From the San Antonio Symphony, maestro Sebastian Lang-Lessing had some fun with tubist Lee Hipp.
(photos by Troy Peters via facebook)

Saturday, May 7, 2011

From the Top: Caught On Camera!

One of our favorite programs on KPAC is From the Top, showcasing America's best young classical musicians.  This week's episode was taped earlier this spring in Monterey, California, during the EG Conference, the premiere gathering place for technological innovators in media and education.  The radio episode was not only taped for broadcast, but filmed and edited, as well.  Now you can see the young musicians you hear on the radio; wait until you see 9-year-old Ray Ushikubo!

Friday, May 6, 2011

Spring for Music LIVE

Classical Live takes you to Carnegie Hall for Spring For Music, a groundbreaking a festival of seven concerts by North American orchestras and chamber orchestras performing creative, stimulating, and adventurous programs.
These performances will be broadcast by Classical Live on KPAC 88.3 FM and KTXI 90.1 FM. All broadcasts begin at 7 p.m.

Tonight's concert of the Orpheus Chamber Orchestra includes The New Brandenburgs, six works based on Bach's masterpieces. KPAC Host John Clare spoke with composer Paul Moravec (pictured right) about his work on the program, Brandenburg Gate, and how he feels having six new works all together!
Listen to their conversation here.

Looking for Fame in the States

Ask a young person what they want to be when they grow up and often you get the brutally honest answer….famous!

On the Piano this Sunday Four American composers and the hard road to recognition for their art. You will hear music of a man who was born in a log cabin in Oklahoma and how he got to Paris. Then there was the Pianist that gave the first televised piano recital and still no one knew of him. And there was the composer who discovered why falling in love might create better music than romantic sparks. Also, the story of the first famous American musician, Louis Moreau Gottschalk.

America and the people and music this country inspires on the Piano this Sunday afternoon at 5 on KPAC & KTXI.

host, Randy Anderson

Sunday, May 1, 2011

TPR Cinema soundtrack review: Water For Elephants

James Newton Howard’s score for the new film “Water for Elephants” leads the composer down two divergent roads. For most of the score, Howard serenades the listener with brief orchestral fragments.
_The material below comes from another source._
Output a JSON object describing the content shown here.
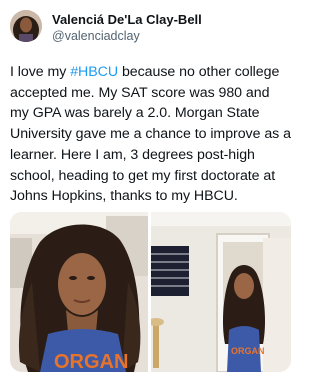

At other times, he’s mimics the big band sound of the 1930s, when the film is set.
Howard is a six-time Academy Award nominee whose best work includes a pounding collaboration with Hans Zimmer for “The Dark Knight” and the score for M. Night Shyamalan’s “The Village,” featuring soloist Hilary Hahn. Most of the cues on “Water for Elephants” are not developed enough into themes that I was able to appreciate apart from the picture, but two selections, “Jacob Sees Marlena,” and “Shooting Star,” are good recommendations for iTunes downloads. Both of those are less atmospheric, more melodic.

Howard’s attempts to write jazzy music of the era are sweet, but lack the passion or fire of the real deal. They feel too Hollywood.

--Nathan Cone